None of these shortcomings so far are that big a deal. The phone still feels nicely constructed despite the plastic; the bottom-firing speaker is good enough; the 4,115 mAh battery is enough to power the phone all day so you don’t need to charge often; and I used the phone in the rain with no issues.
The only areas of compromise that actually bothers me are the cameras. In all, the Nord advertises six cameras: two selfie cameras and a quad-camera main system, but only two of them are good (the main front and back camera). The rest range from serviceable to pointless—just there to arbitrarily increase the lens count (it’s more marketable to say you have a quad-camera system than a dual-camera system).
But at least OnePlus got the main cameras right. The main camera on the back is a 48-megapixel Sony IMX f/1.8 lens with very similar hardware to the flagship OnePlus 8 Pro. It’s fast to focus, and produces pleasing colors with good sharpness. Even at night, if there’s enough city lights (like the first image below), photos exhibit excellent dynamic range and little noise. The 32-megapixel selfie camera is excellent, too, although I’m no selfie expert.
But then there are the other lenses. The 8-megapixel ultrawide angle camera is solid during well-lit conditions, but in a lower light situation it falls apart due to smaller sensor and lack of pixels to stretch across the ultrawide canvas. The third and fourth cameras of the main system are macro and depth sensors, but other brands have proven you do not need a dedicated camera just for macro images or bokeh portrait shots. These two lenses are almost decoration more than real functional lenses.
The other selfie camera, meanwhile, is an ultrawide angle camera for group selfies. It works as advertised, so those who take selfies with several people would welcome its inclusion, but for me, I’d rather have a smaller hole-punch cut-out.
The degree to which you’re impressed by the Nord likely depends on where you are
Sometimes I wonder if the marketing team of Oppo and Vivo are jealous of OnePlus, because despite all three sharing the same parent company and have very similar hardware, OnePlus has this level of brand recognition, acceptance, and following in the west—particularly the U.S., that the other two haven’t yet achieved.
This is mostly due to clever marketing on OnePlus’ team—it has always aimed for the western market first, with launch events and pop-up events held in the U.S., and a young, native English speaking Pei as the face of the company. Oppo and Vivo, by and large, still feel like a Chinese brand first and foremost. (Nothing wrong with that, by the way; and both Oppo and Vivo sell way more phones in China than OnePlus).

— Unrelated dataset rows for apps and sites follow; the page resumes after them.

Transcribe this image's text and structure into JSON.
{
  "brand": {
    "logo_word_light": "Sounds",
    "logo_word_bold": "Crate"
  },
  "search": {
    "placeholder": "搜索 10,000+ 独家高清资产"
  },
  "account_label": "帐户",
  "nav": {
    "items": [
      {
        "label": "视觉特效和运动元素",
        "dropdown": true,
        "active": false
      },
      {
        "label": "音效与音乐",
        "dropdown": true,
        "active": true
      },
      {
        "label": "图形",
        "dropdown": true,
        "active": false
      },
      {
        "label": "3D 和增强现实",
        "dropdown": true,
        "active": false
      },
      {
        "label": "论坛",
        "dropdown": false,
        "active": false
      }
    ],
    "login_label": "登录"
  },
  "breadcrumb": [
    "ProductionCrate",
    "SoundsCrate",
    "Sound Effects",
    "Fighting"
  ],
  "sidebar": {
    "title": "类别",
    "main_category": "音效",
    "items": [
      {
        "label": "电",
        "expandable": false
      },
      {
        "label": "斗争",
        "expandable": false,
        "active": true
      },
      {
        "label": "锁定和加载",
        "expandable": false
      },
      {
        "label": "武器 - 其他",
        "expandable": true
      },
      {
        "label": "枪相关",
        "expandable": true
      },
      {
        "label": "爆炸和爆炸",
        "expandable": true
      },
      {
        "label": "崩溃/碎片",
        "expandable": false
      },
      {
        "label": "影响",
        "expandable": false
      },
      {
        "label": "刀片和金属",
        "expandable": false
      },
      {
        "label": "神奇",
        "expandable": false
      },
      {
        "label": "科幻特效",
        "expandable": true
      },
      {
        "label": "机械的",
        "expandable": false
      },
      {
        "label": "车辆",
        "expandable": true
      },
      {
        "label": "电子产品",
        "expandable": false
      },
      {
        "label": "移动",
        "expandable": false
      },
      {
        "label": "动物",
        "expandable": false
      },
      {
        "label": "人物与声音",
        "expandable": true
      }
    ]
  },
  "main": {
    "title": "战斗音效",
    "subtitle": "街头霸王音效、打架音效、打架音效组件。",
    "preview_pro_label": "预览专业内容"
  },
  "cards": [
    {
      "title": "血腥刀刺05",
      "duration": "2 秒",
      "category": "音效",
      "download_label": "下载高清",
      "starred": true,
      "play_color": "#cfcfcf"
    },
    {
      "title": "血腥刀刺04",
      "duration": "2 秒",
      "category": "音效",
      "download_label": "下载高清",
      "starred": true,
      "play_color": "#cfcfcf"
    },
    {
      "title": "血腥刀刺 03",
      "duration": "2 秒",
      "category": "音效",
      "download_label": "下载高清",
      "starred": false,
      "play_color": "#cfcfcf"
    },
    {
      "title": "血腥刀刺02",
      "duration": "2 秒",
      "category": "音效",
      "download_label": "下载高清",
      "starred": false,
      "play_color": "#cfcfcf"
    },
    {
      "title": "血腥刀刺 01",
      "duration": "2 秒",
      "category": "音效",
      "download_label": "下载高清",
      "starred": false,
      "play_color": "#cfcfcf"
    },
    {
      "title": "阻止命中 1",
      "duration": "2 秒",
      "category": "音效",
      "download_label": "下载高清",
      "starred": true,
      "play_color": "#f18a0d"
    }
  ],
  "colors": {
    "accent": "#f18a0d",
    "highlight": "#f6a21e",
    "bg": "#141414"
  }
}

But this explains why the Nord was released to so much hype, and so much coverage from U.S. media, while the similarly priced Reno 4 Pro from Oppo launched in the same week and went mostly under the radar.
And because the U.S. phone scene is so limited and lacking compared to the scene in Asia, this gives the Nord very little competition in its $400 price range. There’s the iPhone SE 2, and Google Pixel 4a, that’s about it. So by default, the Nord is a top three best value phone.
But for me here in Asia, there are great $400 phones that hit the market every few weeks. And the competition is a lot stiffer. The Nord is still a very good value, but so too is the Poco F2 Pro, Oppo Reno 4 Pro, Realme X50 Pro and Meizu 17 Pro.
To be honest, the mid-range phone isn’t for me, because I’m a power user, a tech geek, a phone enthusiast. I always use the most powerful phone. But if I have to choose between these wonderful mid-range options, the Nord wins by a hair, because OnePlus’ software is that good.
Source : https://www.forbes.com/sites/bensin/2020/08/12/oneplus-nord-review-so-many-great-mid-range-phones-in-asia-but-oxygenos-still-king/